Packaging-free shop to open in Cardiff

4 May 2018 (Last Updated May 4th, 2018 16:15)

A zero-waste store is opening this summer in Cardiff, UK, in a bid to help cut down plastic waste.

Packaging-free shop to open in Cardiff
The shop will sell beauty products, clothing and dried food without any packaging. Credit: Creative Commons Zero (via Maxpixel).

A zero-waste store is opening this summer in Cardiff, UK, in a bid to help cut down plastic waste.

The shop, which is called Ripple, will sell dried food, clothing and beauty products that come without a packaging.

The launch comes after professional services network PwC revealed that Wales is aiming to become a zero-waste nation by 2050, with the Welsh Assembly Government also planning to recycle 70% of waste in the area by 2025.

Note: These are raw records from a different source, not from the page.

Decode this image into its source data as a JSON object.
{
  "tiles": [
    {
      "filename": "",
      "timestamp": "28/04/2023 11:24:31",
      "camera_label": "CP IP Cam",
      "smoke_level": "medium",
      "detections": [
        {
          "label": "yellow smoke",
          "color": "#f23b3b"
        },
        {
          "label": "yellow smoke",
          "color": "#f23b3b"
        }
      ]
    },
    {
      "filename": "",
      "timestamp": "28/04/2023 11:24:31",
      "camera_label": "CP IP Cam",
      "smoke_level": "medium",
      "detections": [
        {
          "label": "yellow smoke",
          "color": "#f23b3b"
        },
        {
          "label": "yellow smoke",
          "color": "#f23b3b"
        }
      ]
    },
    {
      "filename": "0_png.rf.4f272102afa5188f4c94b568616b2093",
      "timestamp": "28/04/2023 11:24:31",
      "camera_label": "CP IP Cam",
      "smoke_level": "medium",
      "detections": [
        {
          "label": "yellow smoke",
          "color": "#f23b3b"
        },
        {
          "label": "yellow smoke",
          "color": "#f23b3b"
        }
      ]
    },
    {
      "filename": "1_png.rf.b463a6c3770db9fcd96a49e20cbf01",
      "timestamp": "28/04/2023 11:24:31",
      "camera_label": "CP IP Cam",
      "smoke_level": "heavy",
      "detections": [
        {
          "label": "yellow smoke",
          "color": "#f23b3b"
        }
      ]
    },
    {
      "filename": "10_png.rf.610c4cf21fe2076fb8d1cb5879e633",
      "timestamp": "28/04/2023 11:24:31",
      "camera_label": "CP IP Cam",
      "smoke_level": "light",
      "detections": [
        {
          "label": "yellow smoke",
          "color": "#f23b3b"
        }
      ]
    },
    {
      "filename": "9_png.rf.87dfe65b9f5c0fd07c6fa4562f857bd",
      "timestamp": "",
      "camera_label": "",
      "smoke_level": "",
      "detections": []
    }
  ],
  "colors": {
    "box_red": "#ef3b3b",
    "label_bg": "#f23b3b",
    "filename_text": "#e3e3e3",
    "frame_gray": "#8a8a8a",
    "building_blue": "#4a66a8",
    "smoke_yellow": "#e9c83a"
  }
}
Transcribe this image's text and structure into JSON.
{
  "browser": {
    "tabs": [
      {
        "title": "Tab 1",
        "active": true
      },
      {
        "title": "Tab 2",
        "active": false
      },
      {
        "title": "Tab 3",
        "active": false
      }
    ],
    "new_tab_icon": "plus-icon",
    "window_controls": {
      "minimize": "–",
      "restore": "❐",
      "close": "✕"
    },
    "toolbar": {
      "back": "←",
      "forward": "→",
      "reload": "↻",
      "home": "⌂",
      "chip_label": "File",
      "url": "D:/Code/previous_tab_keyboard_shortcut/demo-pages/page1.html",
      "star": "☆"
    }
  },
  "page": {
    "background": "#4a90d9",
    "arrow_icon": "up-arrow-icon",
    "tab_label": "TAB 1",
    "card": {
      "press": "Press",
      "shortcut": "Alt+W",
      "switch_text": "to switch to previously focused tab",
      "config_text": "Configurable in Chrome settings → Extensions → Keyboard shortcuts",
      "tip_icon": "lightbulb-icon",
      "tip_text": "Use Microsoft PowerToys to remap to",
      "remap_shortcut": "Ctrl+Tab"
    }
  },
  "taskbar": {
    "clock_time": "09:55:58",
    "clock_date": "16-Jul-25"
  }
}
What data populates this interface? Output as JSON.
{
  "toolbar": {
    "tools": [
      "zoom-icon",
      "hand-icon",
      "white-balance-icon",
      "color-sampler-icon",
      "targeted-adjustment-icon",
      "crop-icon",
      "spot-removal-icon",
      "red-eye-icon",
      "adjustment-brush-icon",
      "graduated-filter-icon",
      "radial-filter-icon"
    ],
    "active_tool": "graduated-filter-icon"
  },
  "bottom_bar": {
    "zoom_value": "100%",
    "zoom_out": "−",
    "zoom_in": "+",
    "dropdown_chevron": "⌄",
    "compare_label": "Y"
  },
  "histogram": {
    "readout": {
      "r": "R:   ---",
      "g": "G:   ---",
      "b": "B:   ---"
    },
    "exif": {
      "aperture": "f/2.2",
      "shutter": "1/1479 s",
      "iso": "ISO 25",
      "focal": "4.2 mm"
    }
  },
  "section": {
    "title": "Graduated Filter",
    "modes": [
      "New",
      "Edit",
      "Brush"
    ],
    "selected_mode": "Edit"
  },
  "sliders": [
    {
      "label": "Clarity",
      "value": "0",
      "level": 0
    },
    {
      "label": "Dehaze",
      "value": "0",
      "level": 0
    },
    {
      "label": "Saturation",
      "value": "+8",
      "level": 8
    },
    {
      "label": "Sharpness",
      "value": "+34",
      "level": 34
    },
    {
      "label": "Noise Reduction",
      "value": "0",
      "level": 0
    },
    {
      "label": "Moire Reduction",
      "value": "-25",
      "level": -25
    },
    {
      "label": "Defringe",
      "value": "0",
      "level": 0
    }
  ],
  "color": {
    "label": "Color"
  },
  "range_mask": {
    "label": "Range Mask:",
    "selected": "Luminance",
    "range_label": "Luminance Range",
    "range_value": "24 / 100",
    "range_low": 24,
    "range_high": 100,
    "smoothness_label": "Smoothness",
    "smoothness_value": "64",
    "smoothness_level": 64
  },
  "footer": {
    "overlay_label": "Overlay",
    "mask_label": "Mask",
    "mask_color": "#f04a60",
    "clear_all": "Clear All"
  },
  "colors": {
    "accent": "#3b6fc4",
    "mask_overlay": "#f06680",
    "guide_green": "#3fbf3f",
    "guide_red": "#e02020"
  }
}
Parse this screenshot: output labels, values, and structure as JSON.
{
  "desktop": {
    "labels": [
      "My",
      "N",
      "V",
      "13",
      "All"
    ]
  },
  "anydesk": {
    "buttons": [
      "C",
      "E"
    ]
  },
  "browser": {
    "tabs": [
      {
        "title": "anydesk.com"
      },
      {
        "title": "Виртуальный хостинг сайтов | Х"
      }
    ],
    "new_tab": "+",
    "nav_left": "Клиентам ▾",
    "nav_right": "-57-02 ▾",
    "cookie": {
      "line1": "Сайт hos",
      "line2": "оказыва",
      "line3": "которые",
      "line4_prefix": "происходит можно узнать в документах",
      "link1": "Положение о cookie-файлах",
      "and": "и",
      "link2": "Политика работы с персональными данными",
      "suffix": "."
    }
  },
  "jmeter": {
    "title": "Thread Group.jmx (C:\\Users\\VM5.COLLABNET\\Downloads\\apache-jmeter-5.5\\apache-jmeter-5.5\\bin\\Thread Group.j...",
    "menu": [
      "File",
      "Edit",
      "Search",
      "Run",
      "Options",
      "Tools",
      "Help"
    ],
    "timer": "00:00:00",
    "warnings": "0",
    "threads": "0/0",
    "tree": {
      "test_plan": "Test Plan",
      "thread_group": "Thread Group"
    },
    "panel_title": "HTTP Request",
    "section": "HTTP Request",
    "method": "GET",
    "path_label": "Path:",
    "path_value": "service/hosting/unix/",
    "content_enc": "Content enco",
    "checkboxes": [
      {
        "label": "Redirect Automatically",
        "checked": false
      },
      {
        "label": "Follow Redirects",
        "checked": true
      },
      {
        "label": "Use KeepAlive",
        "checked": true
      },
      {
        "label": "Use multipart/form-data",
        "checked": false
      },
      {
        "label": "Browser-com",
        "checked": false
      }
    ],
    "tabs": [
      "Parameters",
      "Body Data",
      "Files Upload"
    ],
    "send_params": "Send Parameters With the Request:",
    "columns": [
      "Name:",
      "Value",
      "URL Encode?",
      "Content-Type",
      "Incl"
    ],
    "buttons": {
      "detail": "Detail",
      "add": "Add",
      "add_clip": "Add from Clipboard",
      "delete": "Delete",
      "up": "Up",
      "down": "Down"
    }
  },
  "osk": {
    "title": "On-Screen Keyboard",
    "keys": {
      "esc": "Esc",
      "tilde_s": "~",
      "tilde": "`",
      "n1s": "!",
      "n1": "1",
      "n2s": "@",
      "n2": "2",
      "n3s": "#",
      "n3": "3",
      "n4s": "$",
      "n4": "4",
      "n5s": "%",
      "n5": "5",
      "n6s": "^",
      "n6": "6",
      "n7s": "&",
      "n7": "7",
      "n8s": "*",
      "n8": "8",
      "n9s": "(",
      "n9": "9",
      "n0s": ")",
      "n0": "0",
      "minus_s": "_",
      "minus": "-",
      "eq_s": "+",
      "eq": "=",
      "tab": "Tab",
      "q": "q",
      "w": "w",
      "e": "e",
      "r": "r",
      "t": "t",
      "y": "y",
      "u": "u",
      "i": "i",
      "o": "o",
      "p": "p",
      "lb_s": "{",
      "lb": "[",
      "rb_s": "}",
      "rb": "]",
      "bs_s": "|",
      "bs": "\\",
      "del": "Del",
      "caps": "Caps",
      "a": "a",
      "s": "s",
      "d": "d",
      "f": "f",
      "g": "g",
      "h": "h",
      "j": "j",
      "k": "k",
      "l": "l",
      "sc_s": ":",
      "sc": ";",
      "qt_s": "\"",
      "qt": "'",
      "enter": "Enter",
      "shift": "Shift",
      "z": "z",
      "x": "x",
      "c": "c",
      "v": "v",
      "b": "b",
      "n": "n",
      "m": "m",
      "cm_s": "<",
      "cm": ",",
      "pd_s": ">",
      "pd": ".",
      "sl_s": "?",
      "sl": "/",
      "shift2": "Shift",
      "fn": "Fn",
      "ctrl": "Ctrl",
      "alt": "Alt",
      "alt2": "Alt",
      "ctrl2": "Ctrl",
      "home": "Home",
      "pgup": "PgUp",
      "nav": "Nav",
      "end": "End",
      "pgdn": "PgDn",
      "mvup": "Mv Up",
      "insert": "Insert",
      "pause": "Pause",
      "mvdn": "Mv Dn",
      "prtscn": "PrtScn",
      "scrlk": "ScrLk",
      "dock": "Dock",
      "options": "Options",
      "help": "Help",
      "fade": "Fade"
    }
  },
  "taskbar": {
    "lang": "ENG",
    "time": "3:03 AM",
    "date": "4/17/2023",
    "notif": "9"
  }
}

Owner Sophie Rae explained the idea behind the shop and its name to the Wales Online. She said: “It really is the ripple effect – I believe that small changes as a collective can have an impact.”

Shoppers will be asked to bring their own containers and bags and will be able to take as much flour, pulses, grains and dried fruit as they need.

“It’s not true that being waste free is expensive. I will keep prices as low as possible to ensure that people keep returning. People will be able to buy in bulk without having to pay extra for packaging and they can take exactly how much they need,” she said.

Rae said that her passion for sustainability and the survival of the environment came while she was working as a writer in London and she came up with Riddle once returned to Cardiff, where she struggled to find places that would support her same zero-waste commitments.

“As waste is being talked about more and more, people want to choose where they spend their money. I am just really shocked that nothing like this exists here yet. The city is really ready for it, when I announced it on social media I had so many positive responses.”

The airing of BBC documentary series Blue Planet II this winter sparked a wave of disappointment among both environmental campaigners and the public about the impact of plastic on oceans.

In the months following the documentary, several UK retailers have pledged to phase out single-use plastic from their stores and joined the UK Plastics Pact with a view to developing sustainable alternatives for their packaging.

The government recently announced to be considering a ban on plastic straws and cotton buds as part of a 25-year environmental plan.